With a few exceptions, the market center segment of the natural gas industry appears to be healthy and viable. While the issuance of FERC Order 637 in 2000 did cause some market centers to lose a competitive advantage (as the interstate pipelines were required to offer parking and loaning and some other hub-type services to shippers), most centers found other ways to attract and keep customers while keeping volume transacted through the center at cost-effective levels. And, while the energy industry's financial crisis of the past few years did affect many market centers, indications are that most have recovered well.


Footnotes


1. Subsequently, in 2000, FERC issued Order 637 in an attempt to lessen the impact of imbalance penalties on shippers and issuance of operational flow orders (OFOs) by interstate pipeline companies. Order 637, in part, required that the (interstate) pipeline transporter "must provide, to the extent operationally practicable, parking and lending or other services that facilitate the ability of shippers to manage transportation imbalances."

2. Energy Information Administration, (EIA) first examined market centers in 1996. See Energy Information Administration,Natural Gas 1996: Issues and Trends,,"The Emergence of Natural Gas Market Centers," Chapter 5 (December 1996). The Federal Energy Regulatory Commission (FERC) reexamined the subject in 1999. See "The Development of Market Centers and Electronic Trading in Natural Gas Market," Office of Economic Policy Discussion Paper 99-01, 1999.

3. Liquidity is generally defined in terms of number of trades.

4. Columbia Gas Transmission Company still provides it shippers with access to its "Navigator" online system for transportation nominations, invoicing, and capacity release services.

5. Based on contacts developed in researching this report. While no specific evidence was provided to support these evaluations, center contacts expressed their opinion based on overall knowledge of changes in their center's operations.

6. Although the parking/loaning service varies by pipeline, it is usually supported from system linepack on an "as available" or interruptible basis if no underground storage facilities are available.

7. Before the 1990s, pipeline interconnections were limited and were mainly put in place as additional insurance to maintain the reliability of the system (emergency interconnects), to receive supply via a major trunkline, or to fulfill exchange gas commitments with other pipeline companies.

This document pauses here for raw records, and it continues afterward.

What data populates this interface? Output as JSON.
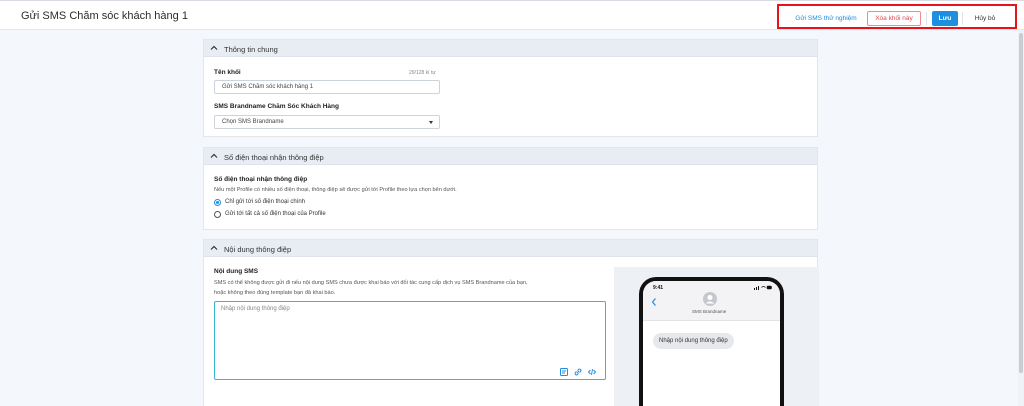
{
  "header": {
    "title": "Gửi SMS Chăm sóc khách hàng 1",
    "actions": {
      "test_label": "Gửi SMS thử nghiệm",
      "delete_label": "Xóa khối này",
      "save_label": "Lưu",
      "cancel_label": "Hủy bỏ"
    }
  },
  "general": {
    "section_title": "Thông tin chung",
    "name_label": "Tên khối",
    "name_counter": "29/128 kí tự",
    "name_value": "Gửi SMS Chăm sóc khách hàng 1",
    "brandname_label": "SMS Brandname Chăm Sóc Khách Hàng",
    "brandname_value": "Chọn SMS Brandname"
  },
  "phone": {
    "section_title": "Số điện thoại nhận thông điệp",
    "label": "Số điện thoại nhận thông điệp",
    "help": "Nếu một Profile có nhiều số điện thoại, thông điệp sẽ được gửi tới Profile theo lựa chọn bên dưới.",
    "options": [
      {
        "label": "Chỉ gửi tới số điện thoại chính",
        "selected": true
      },
      {
        "label": "Gửi tới tất cả số điện thoại của Profile",
        "selected": false
      }
    ]
  },
  "content": {
    "section_title": "Nội dung thông điệp",
    "label": "Nội dung SMS",
    "help_line1": "SMS có thể không được gửi đi nếu nội dung SMS chưa được khai báo với đối tác cung cấp dịch vụ SMS Brandname của bạn,",
    "help_line2": "hoặc không theo đúng template bạn đã khai báo.",
    "placeholder": "Nhập nội dung thông điệp",
    "toolbar_icons": [
      "template-icon",
      "link-icon",
      "code-icon"
    ]
  },
  "preview": {
    "time": "9:41",
    "brandname": "SMS Brandname",
    "message": "Nhập nội dung thông điệp"
  },
  "colors": {
    "accent": "#1d8fe1",
    "danger": "#e8454c",
    "highlight_box": "#e8121c",
    "input_focus": "#37b7d3"
  }
}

8. A market center usually is structured around an administrative unit that handles contact with the customer and arranges with the operator of the pipeline or hub facilities to carry out the physical activities associated with the transaction.

9. Center interconnections to storage can be even more valuable when they provide access to high-deliverability storage sites, which efficiently support such needed services as short-term parking, loaning, swing supplies, and peaking.

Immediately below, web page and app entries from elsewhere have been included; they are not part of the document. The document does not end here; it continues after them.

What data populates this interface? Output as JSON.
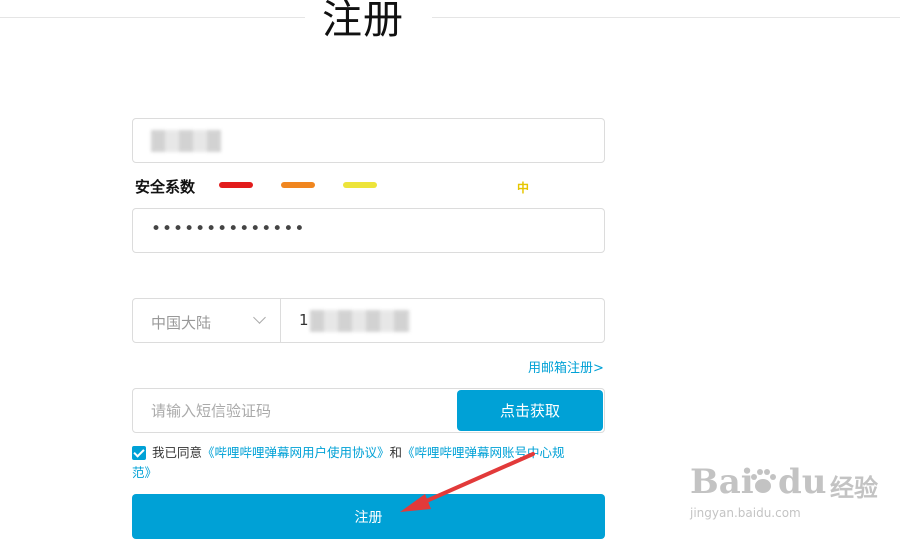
{
  "page": {
    "title": "注册"
  },
  "username": {
    "value_obscured": true
  },
  "strength": {
    "label": "安全系数",
    "level": "中",
    "colors": [
      "#e21c1c",
      "#f0861f",
      "#ede43a"
    ],
    "level_color": "#e6c600"
  },
  "password": {
    "masked_value": "••••••••••••••"
  },
  "phone": {
    "region": "中国大陆",
    "prefix": "1"
  },
  "email_register_link": "用邮箱注册>",
  "sms": {
    "placeholder": "请输入短信验证码",
    "get_code_label": "点击获取"
  },
  "agreement": {
    "checked": true,
    "prefix": "我已同意",
    "link1": "《哔哩哔哩弹幕网用户使用协议》",
    "and": "和",
    "link2": "《哔哩哔哩弹幕网账号中心规",
    "link2_cont": "范》"
  },
  "register_label": "注册",
  "watermark": {
    "brand": "Bai",
    "brand2": "du",
    "cn": "经验",
    "url": "jingyan.baidu.com"
  },
  "colors": {
    "accent": "#00a1d6"
  }
}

10. Such a market frequently is referred to as a "liquid market."

11. Most of the 28 operational market centers in the United States operate under FERC jurisdiction and are governed by Natural Gas Policy Act (NGPA) Section 311 rates. Three operate under FERC Natural Gas Act (NGA) Section 7 authority. The remaining centers operate under their respective State jurisdictional agencies, all subject to cost-of-service tariffs. Those in Canada operate under the jurisdiction of the National Energy Board (NEB).

12. They are: Moss Bluff; Egan; Katy (DEFS); and Dominion centers.

13. Price transparency, or the ability to identify quickly and accurately the cost of gas and other gas-related services at and near market centers, is crucial to an efficient and liquid gas market.

14. Access (via a password) to a market center trading platform usually requires the shipper to sign a contract with the market center beforehand. Access to "Informational Postings" and other administrative services, such as access to weather service information, are generally publicly available on a market center web site.

15. Intelligence Press's NGI Daily Gas Price Index is an example of a widely circulated trade press index. As of August 2003, NGI reported on 88 trading locations.

16. Linepack refers to the gas volume contained in a pipeline segment(s) at any given time. Linepack can be increased beyond the pipeline's certificated capacity temporarily and, within tolerances, by increased compression.